- Life Sciences,
- Innovation Strategy,
- Services and Product Design,
- Strategy Advisory
– 17 Apr, 2020
Innovating In The Age Of Pandemic
The COVID-19 pandemic has become a vehicle for change and innovation of products and services for organisations around the globe.
We have seen organisations and teams designing and manufacturing products at a fraction of the time a normal R&D process would require and governments taking measures that may have previously required years of deliberation and bureaucracy.
Ventilators are the number one product in demand globally right now. The urgent need for this product has sparked mass innovation at a scale and speed not witnessed before. Vacuum maker Dyson designed a new ventilator in just 10 days, they have never moved as fast before. Engineers in Italy designed an innovative, 3D printable solution to transforming scuba diving masks into ventilators.
Image credits: FabFactory
What is particularly interesting in these innovation examples is that usual constraints such as budget, time effort and KPIs expectations came second place to addressing the urgent emerging need, which in this case was ventilators.
These examples, from the complex, with many moving parts, to the simple to implement, prove that innovation comes in many forms, but have equal impact. There are two main lessons we can take away from these examples?
1. Clear intent and purpose streamline innovation: This crisis showed how efficiently we can innovate when united around a common well-defined goal with clear intent of purpose for a product or idea. Alignment is a powerful tool! Teams need to be free to design a way to meet their objectives; test, iterate and jump in quick innovation loops. It also shows a clear target accelerates velocity and stimulates that iterative process. Equally this clear purpose allows teams to identify and empathise with their users and their needs much more efficiently and effectively. To come back to the ventilator example, designers quickly considered that ventilator size and mobility is no1 priority due to more and more ICUs being installed in mobile health units.

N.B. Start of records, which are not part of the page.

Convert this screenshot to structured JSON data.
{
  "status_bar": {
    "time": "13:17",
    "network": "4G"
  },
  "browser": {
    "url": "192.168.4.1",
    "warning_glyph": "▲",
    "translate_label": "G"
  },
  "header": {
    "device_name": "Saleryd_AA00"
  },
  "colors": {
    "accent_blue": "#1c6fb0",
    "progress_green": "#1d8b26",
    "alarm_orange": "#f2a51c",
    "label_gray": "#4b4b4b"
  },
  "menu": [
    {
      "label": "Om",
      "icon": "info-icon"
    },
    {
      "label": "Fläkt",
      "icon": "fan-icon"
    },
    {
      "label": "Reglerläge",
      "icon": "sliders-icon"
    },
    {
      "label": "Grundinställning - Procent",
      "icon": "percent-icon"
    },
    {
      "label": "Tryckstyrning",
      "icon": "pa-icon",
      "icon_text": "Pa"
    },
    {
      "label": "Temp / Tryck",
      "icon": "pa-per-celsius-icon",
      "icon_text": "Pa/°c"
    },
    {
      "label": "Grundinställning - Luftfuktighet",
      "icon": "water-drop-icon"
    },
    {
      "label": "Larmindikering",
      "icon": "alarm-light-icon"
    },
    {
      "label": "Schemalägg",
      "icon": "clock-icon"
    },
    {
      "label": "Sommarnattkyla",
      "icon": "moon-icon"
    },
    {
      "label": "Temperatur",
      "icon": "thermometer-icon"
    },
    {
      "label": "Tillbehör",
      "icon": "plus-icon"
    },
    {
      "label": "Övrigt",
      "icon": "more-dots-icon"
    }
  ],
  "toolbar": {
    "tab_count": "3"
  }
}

2. Time restrictions stimulated innovation: The crisis eliminated the luxury to waste time. Teams had to design and test quickly whether prototypes fit for purpose and iterate based on feedback as time is of essence and could mean lives would be lost. Innovation did not get lost in bureaucracy because there was simply no time for it. At this point we shouldn’t equate bureaucracy with governance. Governance is essential as it maintains the alignment that enables autonomy. Bureaucracy is redundant.

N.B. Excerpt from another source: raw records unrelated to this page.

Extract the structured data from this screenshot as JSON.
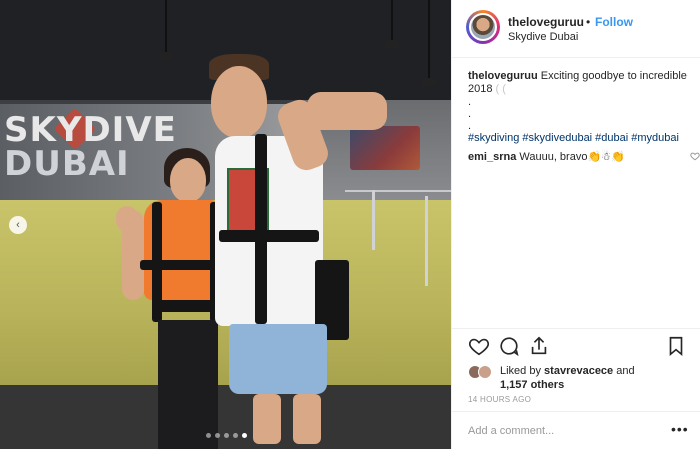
{
  "post": {
    "username": "theloveguruu",
    "follow_separator": "•",
    "follow_label": "Follow",
    "location": "Skydive Dubai",
    "caption_user": "theloveguruu",
    "caption_text": "Exciting goodbye to incredible 2018",
    "caption_faint": "⁠( (",
    "caption_dots": [
      ".",
      ".",
      "."
    ],
    "hashtags": "#skydiving #skydivedubai #dubai #mydubai",
    "comments": [
      {
        "user": "emi_srna",
        "text": "Wauuu, bravo👏☃👏"
      }
    ],
    "liked_by_prefix": "Liked by",
    "liked_by_user": "stavrevacece",
    "liked_by_and": "and",
    "liked_by_others": "1,157 others",
    "timestamp": "14 HOURS AGO",
    "comment_placeholder": "Add a comment...",
    "more_label": "•••"
  },
  "photo": {
    "sign_line1": "SKYDIVE",
    "sign_line2": "DUBAI",
    "carousel_count": 5,
    "carousel_active_index": 4,
    "prev_arrow": "‹"
  },
  "icons": {
    "like": "heart-icon",
    "comment": "comment-icon",
    "share": "share-icon",
    "save": "bookmark-icon",
    "comment_like": "heart-icon"
  },
  "colors": {
    "follow": "#3897f0",
    "hashtag": "#003569",
    "text": "#262626",
    "muted": "#999999"
  }
}
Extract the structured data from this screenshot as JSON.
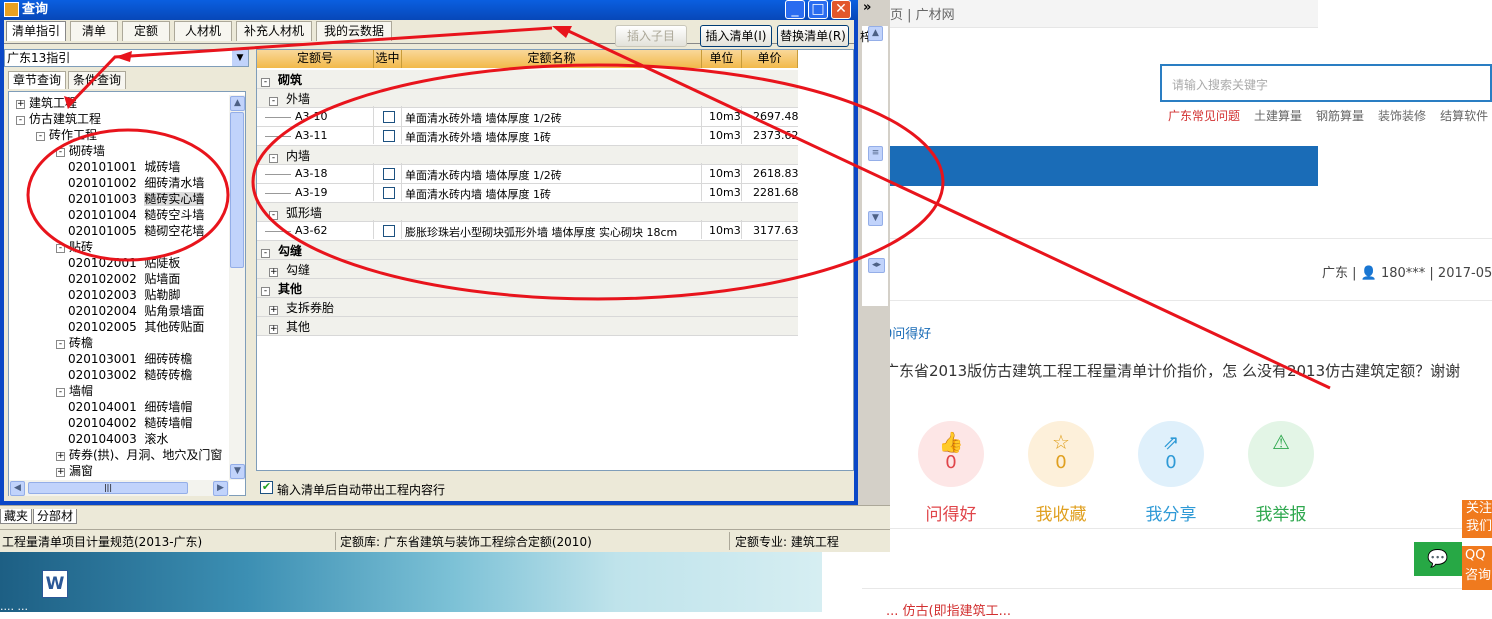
{
  "web": {
    "top_nav": "页  |   广材网",
    "search_placeholder": "请输入搜索关键字",
    "tags": [
      "广东常见问题",
      "土建算量",
      "钢筋算量",
      "装饰装修",
      "结算软件"
    ],
    "meta": "广东 | 👤 180*** | 2017-05-",
    "wendehao_link": "0问得好",
    "question": "广东省2013版仿古建筑工程工程量清单计价指价，怎 么没有2013仿古建筑定额？谢谢",
    "actions": [
      {
        "icon": "thumbs-up-icon",
        "glyph": "👍",
        "count": "0",
        "label": "问得好",
        "color": "#e0454a",
        "bg": "#fde6e6"
      },
      {
        "icon": "star-icon",
        "glyph": "☆",
        "count": "0",
        "label": "我收藏",
        "color": "#e0a020",
        "bg": "#fdf0da"
      },
      {
        "icon": "share-icon",
        "glyph": "⇗",
        "count": "0",
        "label": "我分享",
        "color": "#2f9ad6",
        "bg": "#dff0fb"
      },
      {
        "icon": "warning-icon",
        "glyph": "⚠",
        "count": "",
        "label": "我举报",
        "color": "#2fa84f",
        "bg": "#e3f5e6"
      }
    ],
    "follow_label": "关注我们",
    "qq_label": "QQ咨询",
    "chat_icon": "chat-icon",
    "bottom_red": "... 仿古(即指建筑工..."
  },
  "desktop": {
    "icon_label": "W",
    "bottom_text": "....  ..."
  },
  "app": {
    "bottom_tabs": [
      "藏夹",
      "分部材"
    ],
    "status": {
      "spec": "工程量清单项目计量规范(2013-广东)",
      "quota_lib": "定额库: 广东省建筑与装饰工程综合定额(2010)",
      "major": "定额专业: 建筑工程"
    },
    "right_strip_text": "梓"
  },
  "dialog": {
    "title": "查询",
    "tabs": [
      "清单指引",
      "清单",
      "定额",
      "人材机",
      "补充人材机",
      "我的云数据"
    ],
    "buttons": {
      "insert_child": "插入子目",
      "insert_list": "插入清单(I)",
      "replace_list": "替换清单(R)"
    },
    "combo_value": "广东13指引",
    "subtabs": [
      "章节查询",
      "条件查询"
    ],
    "tree": [
      {
        "level": 0,
        "pm": "+",
        "text": "建筑工程"
      },
      {
        "level": 0,
        "pm": "-",
        "text": "仿古建筑工程"
      },
      {
        "level": 1,
        "pm": "-",
        "text": "砖作工程"
      },
      {
        "level": 2,
        "pm": "-",
        "text": "砌砖墙"
      },
      {
        "level": 3,
        "code": "020101001",
        "text": "城砖墙"
      },
      {
        "level": 3,
        "code": "020101002",
        "text": "细砖清水墙"
      },
      {
        "level": 3,
        "code": "020101003",
        "text": "糙砖实心墙",
        "selected": true
      },
      {
        "level": 3,
        "code": "020101004",
        "text": "糙砖空斗墙"
      },
      {
        "level": 3,
        "code": "020101005",
        "text": "糙砌空花墙"
      },
      {
        "level": 2,
        "pm": "-",
        "text": "贴砖"
      },
      {
        "level": 3,
        "code": "020102001",
        "text": "贴陡板"
      },
      {
        "level": 3,
        "code": "020102002",
        "text": "贴墙面"
      },
      {
        "level": 3,
        "code": "020102003",
        "text": "贴勒脚"
      },
      {
        "level": 3,
        "code": "020102004",
        "text": "贴角景墙面"
      },
      {
        "level": 3,
        "code": "020102005",
        "text": "其他砖贴面"
      },
      {
        "level": 2,
        "pm": "-",
        "text": "砖檐"
      },
      {
        "level": 3,
        "code": "020103001",
        "text": "细砖砖檐"
      },
      {
        "level": 3,
        "code": "020103002",
        "text": "糙砖砖檐"
      },
      {
        "level": 2,
        "pm": "-",
        "text": "墙帽"
      },
      {
        "level": 3,
        "code": "020104001",
        "text": "细砖墙帽"
      },
      {
        "level": 3,
        "code": "020104002",
        "text": "糙砖墙帽"
      },
      {
        "level": 3,
        "code": "020104003",
        "text": "滚水"
      },
      {
        "level": 2,
        "pm": "+",
        "text": "砖券(拱)、月洞、地穴及门窗"
      },
      {
        "level": 2,
        "pm": "+",
        "text": "漏窗"
      }
    ],
    "grid_headers": [
      "定额号",
      "选中",
      "定额名称",
      "单位",
      "单价"
    ],
    "grid_rows": [
      {
        "type": "grp0",
        "pm": "-",
        "text": "砌筑"
      },
      {
        "type": "grp1",
        "pm": "-",
        "text": "外墙"
      },
      {
        "type": "item",
        "code": "A3-10",
        "name": "单面清水砖外墙 墙体厚度 1/2砖",
        "unit": "10m3",
        "price": "2697.48"
      },
      {
        "type": "item",
        "code": "A3-11",
        "name": "单面清水砖外墙 墙体厚度 1砖",
        "unit": "10m3",
        "price": "2373.62"
      },
      {
        "type": "grp1",
        "pm": "-",
        "text": "内墙"
      },
      {
        "type": "item",
        "code": "A3-18",
        "name": "单面清水砖内墙 墙体厚度 1/2砖",
        "unit": "10m3",
        "price": "2618.83"
      },
      {
        "type": "item",
        "code": "A3-19",
        "name": "单面清水砖内墙 墙体厚度 1砖",
        "unit": "10m3",
        "price": "2281.68"
      },
      {
        "type": "grp1",
        "pm": "-",
        "text": "弧形墙"
      },
      {
        "type": "item",
        "code": "A3-62",
        "name": "膨胀珍珠岩小型砌块弧形外墙 墙体厚度 实心砌块 18cm",
        "unit": "10m3",
        "price": "3177.63"
      },
      {
        "type": "grp0",
        "pm": "-",
        "text": "勾缝"
      },
      {
        "type": "grp1",
        "pm": "+",
        "text": "勾缝"
      },
      {
        "type": "grp0",
        "pm": "-",
        "text": "其他"
      },
      {
        "type": "grp1",
        "pm": "+",
        "text": "支拆券胎"
      },
      {
        "type": "grp1",
        "pm": "+",
        "text": "其他"
      }
    ],
    "auto_check_label": "输入清单后自动带出工程内容行",
    "auto_checked": true
  },
  "annotation_color": "#e8141c"
}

Even though different clients, in different industries, are in different parts of their innovation journey, the pandemic taught us that clear intent, alignment with users, quick iterations and feedback loops alongside reduction of bureaucracy allows us to introduce innovative ideas, design, release, test, and iterate quickly and efficiently. We should observe the positive findings of this unique situation which show that remote innovation exists and flourishes if intent and alignment is present.
These lessons provide great foundations to enable and promote innovation sustainably to any kind of corporate environment as one of the things COVID19 taught us is assuring us that everything is possible if we have a clear goal.
To find out more, please do get in touch.
Management Consultant & Innovation Lead
Pavlos is a managing consultant at Chaucer, with great experience in advising global multinational enterprises at defining and implementing strategic business plans. He has helped clients empower themselves to define and monitor growth oriented KPIs by defining and designing with them sustainable operating models. Mature in agile ways of working, Pavlos has become an ambassador of agile and has coached several clients on how to successfully embark on a scaled agile journey. In addition, he has helped organisations blueprint, test and create user centric products and services and build a sustainable innovation lifecycle and a culture that supports iteration and continuous improvement. He has previously worked at Deloitte UK, Hellenic Petroleum and has trained as a fighter pilot at the Hellenic Air Force. He holds and MSc and BSc (Hons) from Cass Business School, City University of London.